Years ago I had a boss who used to micromanage and nit-pick everything. When he was around, our actions were constantly subjected to the most detailed scrutiny. Nothing he did was painful to us but it was very stressful working under him. The results were that some of us started to push back against his authority and other shut down. Productivity went up hugely when he was on holiday. His very presence was aversve to the team and his absence was a huge relief.

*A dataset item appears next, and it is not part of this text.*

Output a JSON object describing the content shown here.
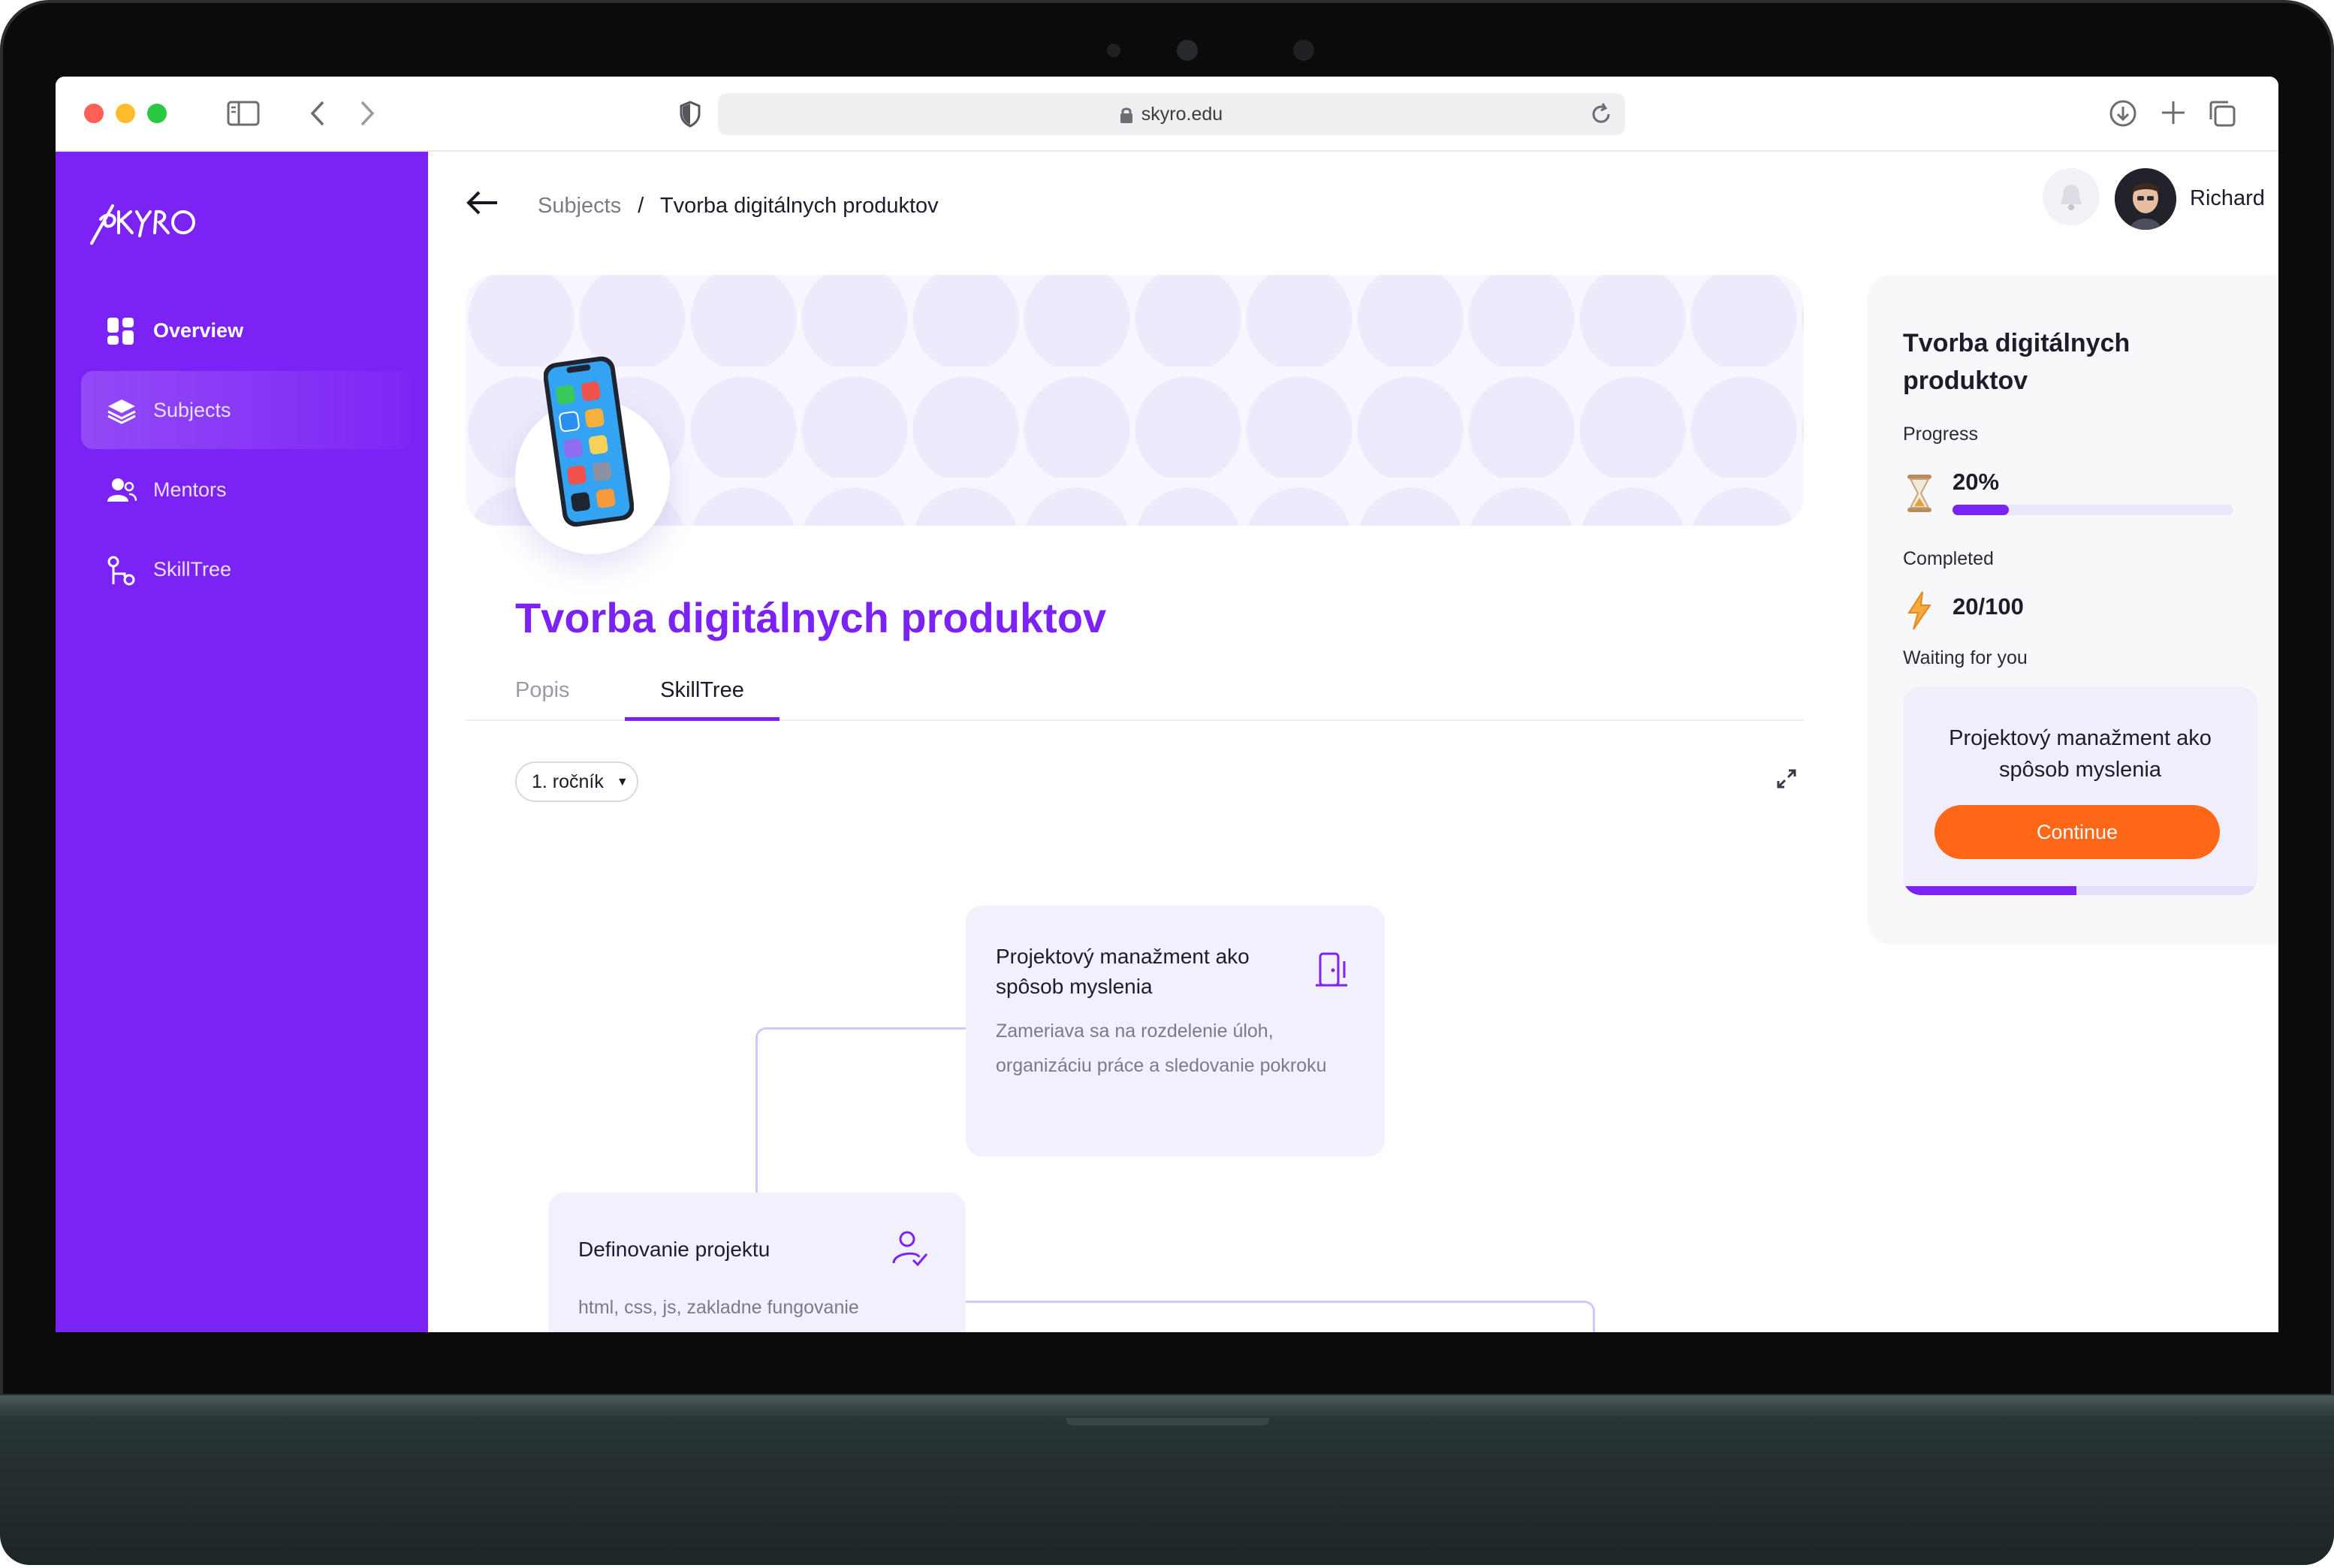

If you are going to use any training tool, these are things we need to consider and consider with much thought rather than using the bog standard “it doesn’t hurt” response. I once heard an e-collar trainer describe the low level stimulations (shocks) as being like an insect bite, nothing more, just a bit unpleasant. Would you rather not be bitten by an insect. Have you ever been in your bedroom at night and can hear a mosquito buzzing around? Do you leave it be or do you get up and try to remove it? Even the slightlest unpleasant consequence can accumulate to something very stressful. A stone in your shoe? Remove it or walk around with it all day? It doesn’t hurt, right? So it can’t be that bad.
We hear e-collar and prong collar trainers justify the use of their tools by saying it doesn’t hurt the dog, it’s merely information to the dog. Would the dog rather you didn’t apply the stimulation (shock) in the first place?

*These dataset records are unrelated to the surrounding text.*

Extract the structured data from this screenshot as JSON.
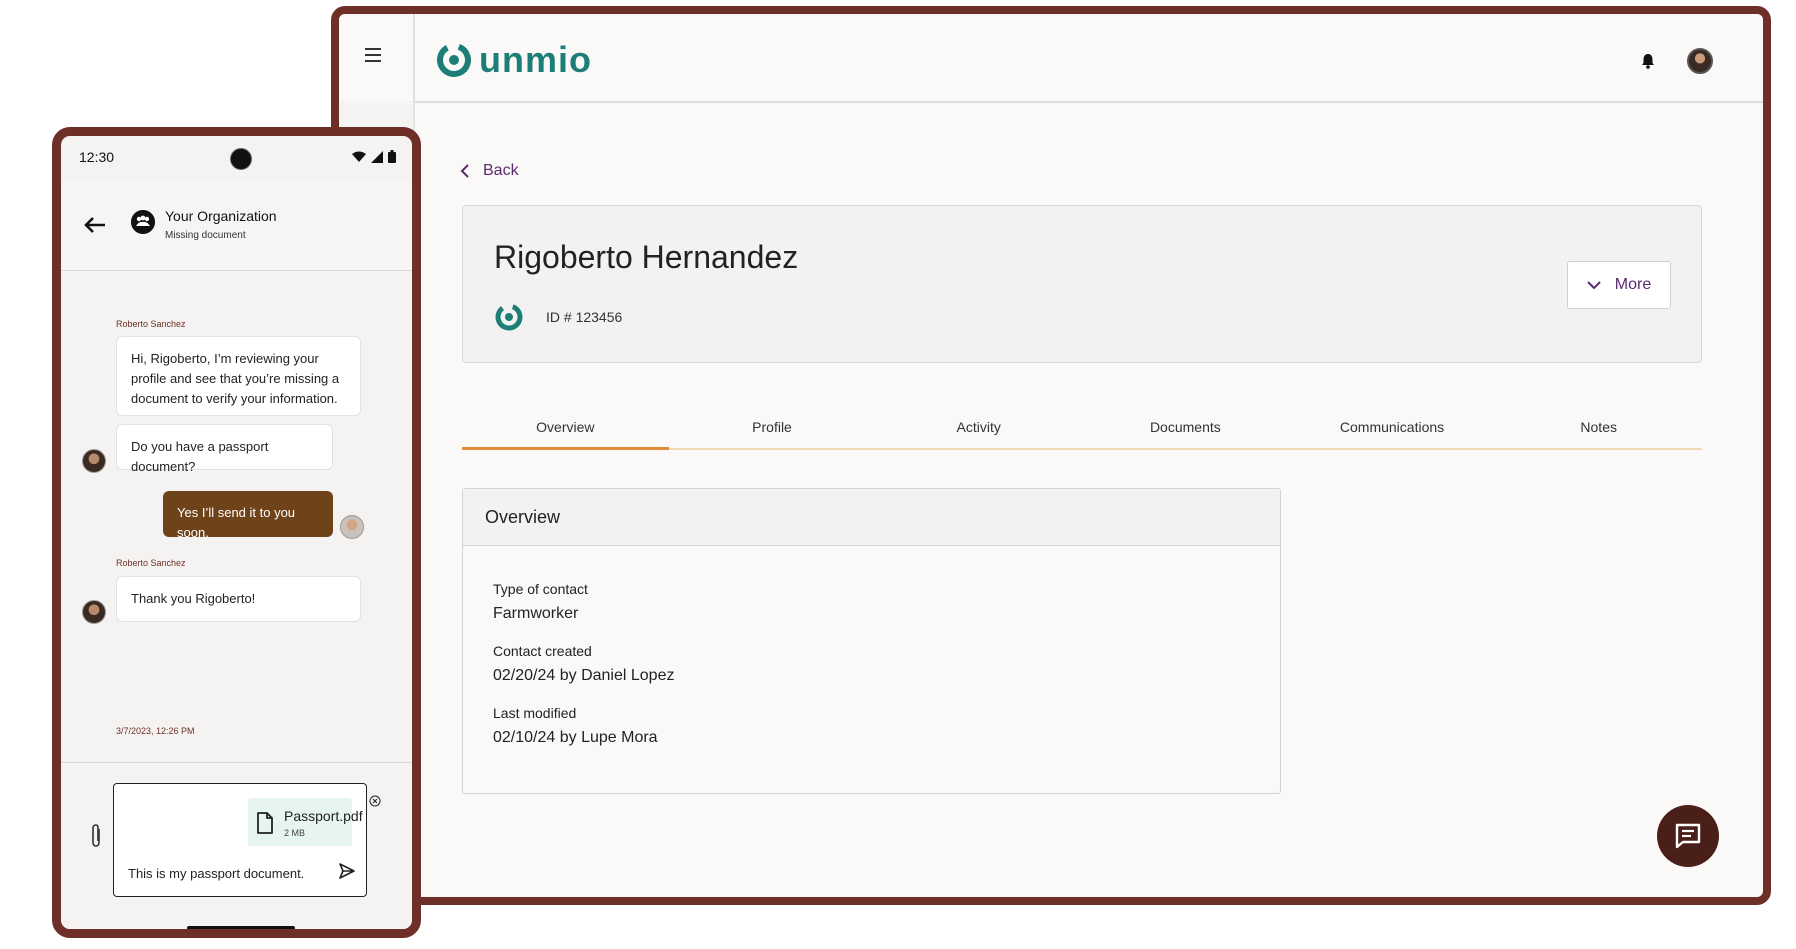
{
  "desktop": {
    "brand": "unmio",
    "back_label": "Back",
    "contact": {
      "name": "Rigoberto Hernandez",
      "id_label": "ID # 123456"
    },
    "more_label": "More",
    "tabs": [
      {
        "label": "Overview",
        "active": true
      },
      {
        "label": "Profile"
      },
      {
        "label": "Activity"
      },
      {
        "label": "Documents"
      },
      {
        "label": "Communications"
      },
      {
        "label": "Notes"
      }
    ],
    "overview": {
      "title": "Overview",
      "fields": [
        {
          "label": "Type of contact",
          "value": "Farmworker"
        },
        {
          "label": "Contact created",
          "value": "02/20/24 by Daniel Lopez"
        },
        {
          "label": "Last modified",
          "value": "02/10/24 by Lupe Mora"
        }
      ]
    },
    "colors": {
      "frame": "#6e2f28",
      "brand_teal": "#1d7e78",
      "link_purple": "#5b2a6e",
      "tab_active": "#e08a3a",
      "fab": "#4a1f1a"
    }
  },
  "phone": {
    "time": "12:30",
    "org_name": "Your Organization",
    "org_subtitle": "Missing document",
    "messages": [
      {
        "sender": "Roberto Sanchez",
        "text": "Hi, Rigoberto, I’m reviewing your profile and see that you’re missing a document to verify your information."
      },
      {
        "text": "Do you have a passport document?"
      },
      {
        "text": "Yes I’ll send it to you soon.",
        "outgoing": true
      },
      {
        "sender": "Roberto Sanchez",
        "text": "Thank you Rigoberto!"
      }
    ],
    "timestamp": "3/7/2023, 12:26 PM",
    "attachment": {
      "name": "Passport.pdf",
      "size": "2 MB"
    },
    "composer_text": "This is my passport document.",
    "colors": {
      "outgoing_bubble": "#6f4319",
      "attachment_bg": "#e6f5f2"
    }
  }
}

To quote Dr Susan Friedman – “Effectiveness is not enough”
Oh, Magnussen gets his comeuppance in the end.
I was at the office today (our local park) doing a consultation with a man and his Labrador, working on recall and loose lead walking (connection). We have a really nice community at the park on weekday mornings, the professional dog walkers, the power walkers without dogs, the recreational cyclists and the dog people walking their own dogs.
There is a fella who I see who has two GSDs who he has trained to a high level from the brief glimpses I get of him (I see him several times over the month). He appears to use positive trainng methods from what I can see. He uses food to reinforce the behaviour which he likes and I’ve never seen him physically correct his dogs. When he asks the dogs to do something though, he’s not really asking, he’s telling.

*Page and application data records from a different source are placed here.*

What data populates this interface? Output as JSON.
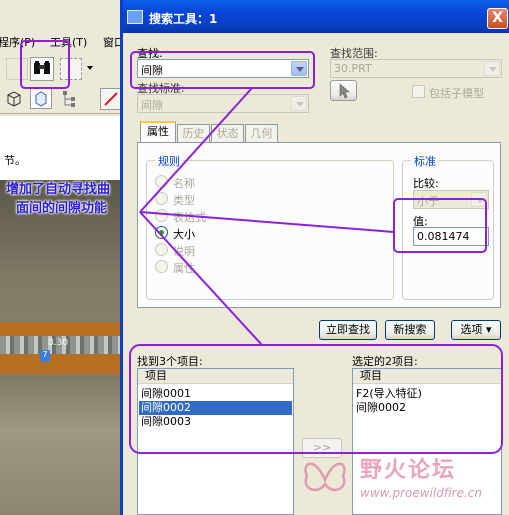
{
  "app": {
    "menu": [
      "程序(P)",
      "工具(T)",
      "窗口"
    ],
    "note_text": "节。",
    "part_label": "8.30"
  },
  "dialog": {
    "title": "搜索工具：1",
    "close_label": "X",
    "find_label": "查找:",
    "find_value": "间隙",
    "lookin_label": "查找范围:",
    "lookin_value": "30.PRT",
    "criteria_label": "查找标准:",
    "criteria_value": "间隙",
    "include_submodels_label": "包括子模型",
    "tabs": [
      "属性",
      "历史",
      "状态",
      "几何"
    ],
    "rules": {
      "title": "规则",
      "options": [
        "名称",
        "类型",
        "表达式",
        "大小",
        "说明",
        "属性"
      ],
      "selected": "大小"
    },
    "criteria_box": {
      "title": "标准",
      "compare_label": "比较:",
      "compare_value": "小于",
      "value_label": "值:",
      "value": "0.081474"
    },
    "buttons": {
      "find_now": "立即查找",
      "new_search": "新搜索",
      "options": "选项 ▾"
    },
    "found": {
      "label": "找到3个项目:",
      "header": "项目",
      "items": [
        "间隙0001",
        "间隙0002",
        "间隙0003"
      ],
      "selected_index": 1
    },
    "chosen": {
      "label": "选定的2项目:",
      "header": "项目",
      "items": [
        "F2(导入特征)",
        "间隙0002"
      ]
    },
    "move_button": ">>"
  },
  "annotation": {
    "lines": [
      "增加了自动寻找曲",
      "面间的间隙功能"
    ],
    "color": "#2b1fcf",
    "highlight_color": "#8b22d8"
  },
  "watermark": {
    "title": "野火论坛",
    "url": "www.proewildfire.cn"
  }
}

This fella knows I’m a dog trainer and from reading his body language (he never says hello to anyone etc) I get the impression that’s he is trying to show me how it’s really done. Today (and every other dog he sees me), he put his dogs in a sit stay in the middle of the path and walked away. There were other dogs and people around walking past his dogs. The dogs were transfixed by him and then he called them, they raced towards him and then held a heel position targeting his hands for about 50m or so. They were then reinforced with food. Impressive? Yes, maybe. Ethical? I’m not so sure. If this had been in competition for a dog sport, then yes, it’s impressive. If it had been in preparation for that dog sport competition, then yes, cool also. My issues is that it’s done for the benefit of all those watching and at the dogs’ expense to boot.
For me it would be far more impressive if his dogs were walking with him off lead, moving forward in front of him, sniffing, moving with him when he walked on and behaving in an appropriate social manner with dogs and people. But they’re not. The appear to be automatons, with little choice and not allow ot behave like dogs (I’ve never seen them sniff when out)
Training with positive methods isn’t enough. We need to train with an ethical mindset too. Too much of a good thing can be a bad thing.
Until next time, have a great Christmas.
John and the Glasgow Dog Trainer Team